Photo Dec 01, 3 12 53 PM
(L to R) Meg Brown, Rachel Ingold, Susanne Grieve Rawson

Photo Dec 01, 3 09 31 PM
Susanne examines item under UV light.

She also met with Rachel and Andrew Armacost, Head of Collection Development in the Rubenstein Library, to discuss the condition of the items and potential treatment options.

Photo Feb 16, 2 59 00 PM
(L to R) Andrew Armacost, Rachel Ingold, and Sussane Grieve Rawson.

Photo Feb 20, 4 02 49 PM
Susanne working on a Civil War era bone saw.

Susanne brought an amazing kit of tools with her. We geeked out a little, asking her questions about the special tools and supplies she had. It was a fun and educational to have an outside contractor working in the lab. We learned a lot from each other. I hope we have this opportunity  again.

Happy 11th Equipment Day!

The Schimanek board shear (big box on left) and book presses (on right) arrive at the loading dock in 2003.
The Schimanek board shear (big crate on left) and book presses (on right) arrive at the loading dock in 2003.

Equipment Day is our lab’s official birthday.
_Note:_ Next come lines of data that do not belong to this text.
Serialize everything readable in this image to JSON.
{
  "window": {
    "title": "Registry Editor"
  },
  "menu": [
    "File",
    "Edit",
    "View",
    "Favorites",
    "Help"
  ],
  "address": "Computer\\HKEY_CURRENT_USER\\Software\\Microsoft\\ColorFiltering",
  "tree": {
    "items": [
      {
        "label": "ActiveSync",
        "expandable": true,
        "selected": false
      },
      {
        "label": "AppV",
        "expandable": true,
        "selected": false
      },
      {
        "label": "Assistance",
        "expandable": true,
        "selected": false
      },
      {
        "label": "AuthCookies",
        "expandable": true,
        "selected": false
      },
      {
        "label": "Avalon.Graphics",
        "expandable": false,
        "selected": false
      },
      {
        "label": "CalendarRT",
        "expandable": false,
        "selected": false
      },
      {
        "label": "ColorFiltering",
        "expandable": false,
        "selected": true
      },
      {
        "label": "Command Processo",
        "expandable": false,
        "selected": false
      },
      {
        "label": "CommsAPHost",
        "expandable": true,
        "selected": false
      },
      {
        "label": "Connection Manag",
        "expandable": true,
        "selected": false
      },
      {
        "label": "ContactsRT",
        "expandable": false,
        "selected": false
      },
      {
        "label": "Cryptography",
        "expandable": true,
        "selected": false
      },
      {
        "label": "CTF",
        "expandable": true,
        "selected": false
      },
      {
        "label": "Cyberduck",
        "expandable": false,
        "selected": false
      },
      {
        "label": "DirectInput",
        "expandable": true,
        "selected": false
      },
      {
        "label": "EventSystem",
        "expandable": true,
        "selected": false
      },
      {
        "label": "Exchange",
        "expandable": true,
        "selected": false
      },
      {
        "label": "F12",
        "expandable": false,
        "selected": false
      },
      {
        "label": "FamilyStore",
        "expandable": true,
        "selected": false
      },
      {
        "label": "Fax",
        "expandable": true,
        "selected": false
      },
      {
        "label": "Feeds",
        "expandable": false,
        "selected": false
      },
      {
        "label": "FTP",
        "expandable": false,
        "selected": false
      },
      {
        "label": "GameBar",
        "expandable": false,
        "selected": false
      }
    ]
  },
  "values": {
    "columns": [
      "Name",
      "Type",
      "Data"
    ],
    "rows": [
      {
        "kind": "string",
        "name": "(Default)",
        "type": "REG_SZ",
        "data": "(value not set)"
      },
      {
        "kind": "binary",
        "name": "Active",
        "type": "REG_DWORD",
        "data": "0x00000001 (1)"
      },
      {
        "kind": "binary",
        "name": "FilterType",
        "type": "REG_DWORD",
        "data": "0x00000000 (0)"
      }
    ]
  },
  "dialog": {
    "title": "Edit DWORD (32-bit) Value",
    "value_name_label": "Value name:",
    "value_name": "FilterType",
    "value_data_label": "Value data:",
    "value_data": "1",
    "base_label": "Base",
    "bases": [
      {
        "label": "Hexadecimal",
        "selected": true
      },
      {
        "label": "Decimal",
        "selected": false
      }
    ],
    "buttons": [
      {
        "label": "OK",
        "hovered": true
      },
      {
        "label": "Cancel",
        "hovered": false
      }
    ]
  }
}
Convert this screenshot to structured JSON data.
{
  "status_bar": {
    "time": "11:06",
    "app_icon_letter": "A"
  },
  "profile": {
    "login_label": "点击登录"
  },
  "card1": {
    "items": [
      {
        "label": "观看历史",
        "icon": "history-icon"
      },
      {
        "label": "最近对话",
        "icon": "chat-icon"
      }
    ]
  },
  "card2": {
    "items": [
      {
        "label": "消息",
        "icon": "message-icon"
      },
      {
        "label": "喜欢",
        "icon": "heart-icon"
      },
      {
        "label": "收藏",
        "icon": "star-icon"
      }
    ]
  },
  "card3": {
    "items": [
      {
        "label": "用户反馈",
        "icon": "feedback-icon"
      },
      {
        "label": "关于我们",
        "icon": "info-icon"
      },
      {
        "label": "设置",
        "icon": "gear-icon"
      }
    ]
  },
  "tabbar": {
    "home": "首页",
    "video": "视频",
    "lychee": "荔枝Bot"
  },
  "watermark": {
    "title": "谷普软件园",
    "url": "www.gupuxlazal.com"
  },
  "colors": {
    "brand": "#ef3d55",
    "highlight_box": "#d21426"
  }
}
While the conservation lab as we know it began in July 2002, our large equipment didn’t land on the loading dock until spring 2003. It was then that the lab felt “real.”

We’ve come a long way since 2002. We’ve expanded our staff, purchased additional large equipment, and even spent some time in the old nurses’ dormitory during renovation.

Old lab in 2002.
Old conservation lab in 2002.
Verne and Tanya Roberts Conservation Lab 2014
Verne and Tanya Roberts Conservation Lab in 2014 (photo Mark Zupan).

Thanks to the Digital Production Center for scanning our historic photos. Check out what the lab looks like now on Flickr and on YouTube.